In his reports* to the UN General Assembly and to the UN Human Rights Council, Mr. Shaheed has expressed serious concern over alleged human rights violations against Christians, Baha’is and other religious minorities in Iran.

(*) Read the Special Rapporteur’s reports:
UN General Assembly: http://www.un.org/ga/search/view_doc.asp?symbol=a%2F66%2F374&Submit=Search&Lang=E to the UN Human Rights Council:
http://daccess-dds-ny.un.org/doc/UNDOC/GEN/G12/114/12/PDF/G1211412.pdf?OpenElement

--

OHCHR Country Page – Iran: http://www.ohchr.org/EN/Countries/AsiaRegion/Pages/IRIndex.aspx

International Covenant on Civil and Political Rights: http://www2.ohchr.org/english/law/ccpr.htm

UN Human Rights, follow us on social media:
Facebook: https://www.facebook.com/unitednationshumanrights
Twitter:
http://twitter.com/UNrightswire
Google+ gplus.to/unitednationshumanrights
YouTube:
http://www.youtube.com/UNOHCHR
Check the Universal Human Rights Index: http://uhri.ohchr.org/en

ENDS

© Scoop Media

 
 
 
 
 
World Headlines

 


$1 Billion In Reparations For Iraq's Invasion Of Kuwait

UN Panel Pays Out Over $1 Billion in Reparations for Iraq's Invasion of Kuwait More>>

UN-Backed Tsunami Warning System Test

A view of the destruction caused by the Indian Ocean tsunami of 26 December 2004 in Point Pedro, a small fishing village in northern Sri Lanka.
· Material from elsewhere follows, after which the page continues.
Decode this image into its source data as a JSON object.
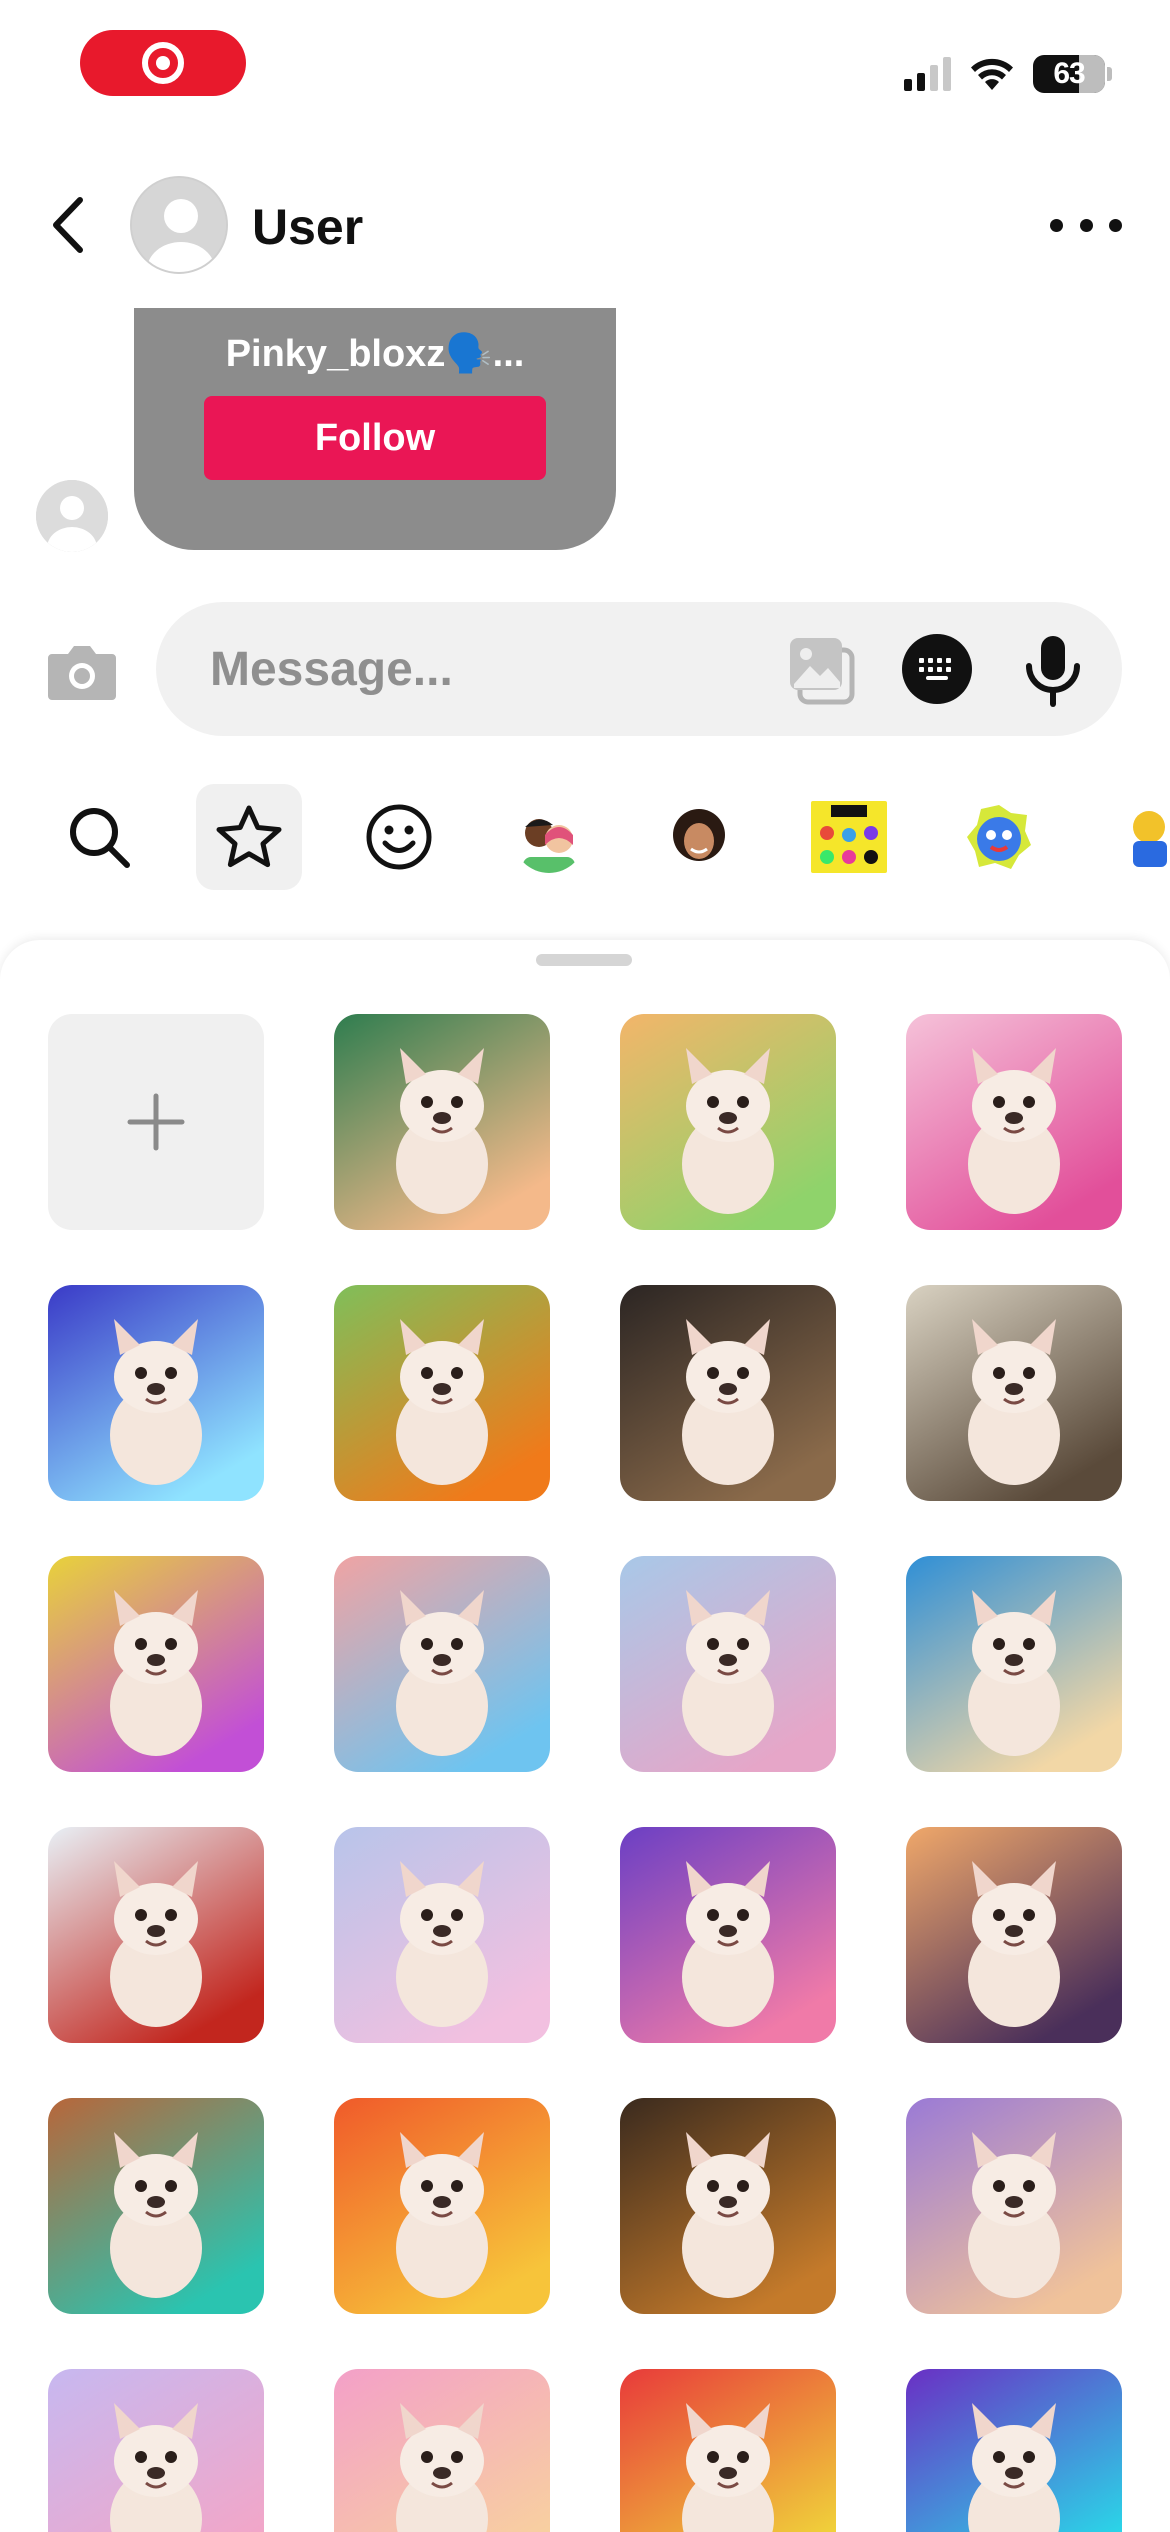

UN Photo/Evan Schneider More>>

Al Jazeera To Mark 300 Days Since Arrests Of Journalists

• 300 second montage to mark 300 days to be aired on Al Jazeera • Parents of Peter Greste say the past 300 days has been stressful Doha , 23 October, 2014 More>>

4 Months’ Jail For French Journos Should Be Enough

'We hope it will be a lesson for foreigners to not violate their visas in Indonesia.' More>>

Support Needed For Olive Farmers In Palestinian Territory

Olive trees in the Palestinian town of Ni'lin in 2008 were very close to expanding Israeli settlements. Photo: IRIN/Shabtai Gold More>>

ALSO:

Use Of Drones In Law Enforcement May Violate Human Rights

22 October 2014 – The increasing use of armed drones within domestic law enforcement risks depersonalizing the use of force and infringing upon the rights of individual citizens, a United Nations independent human rights expert warned today. More>>

Gaza: Pledges For Aid, Reconstruction Must Be Honoured

Secretary-General Ban Ki-moon (left) addresses the Security Council meeting on the situation in the Middle East, including the Palestinian question. Security Council President for the month of October, María Cristina Perceval of Argentina, is at ... More>>

Ebola: UN Prepares For Arrival Of Trial Vaccines

In early October 2014, with the help of the US Navy, a new mobile laboratory opened at Island Clinic, one of the WHO-supported Ebola Treatment Units (ETU) in Monrovia, Liberia. Photo: WHO/R. Sørenson More>>

Get More From Scoop

 
 
 
 
 
World
Search Scoop  
 
 
Powered by Vodafone
NZ independent news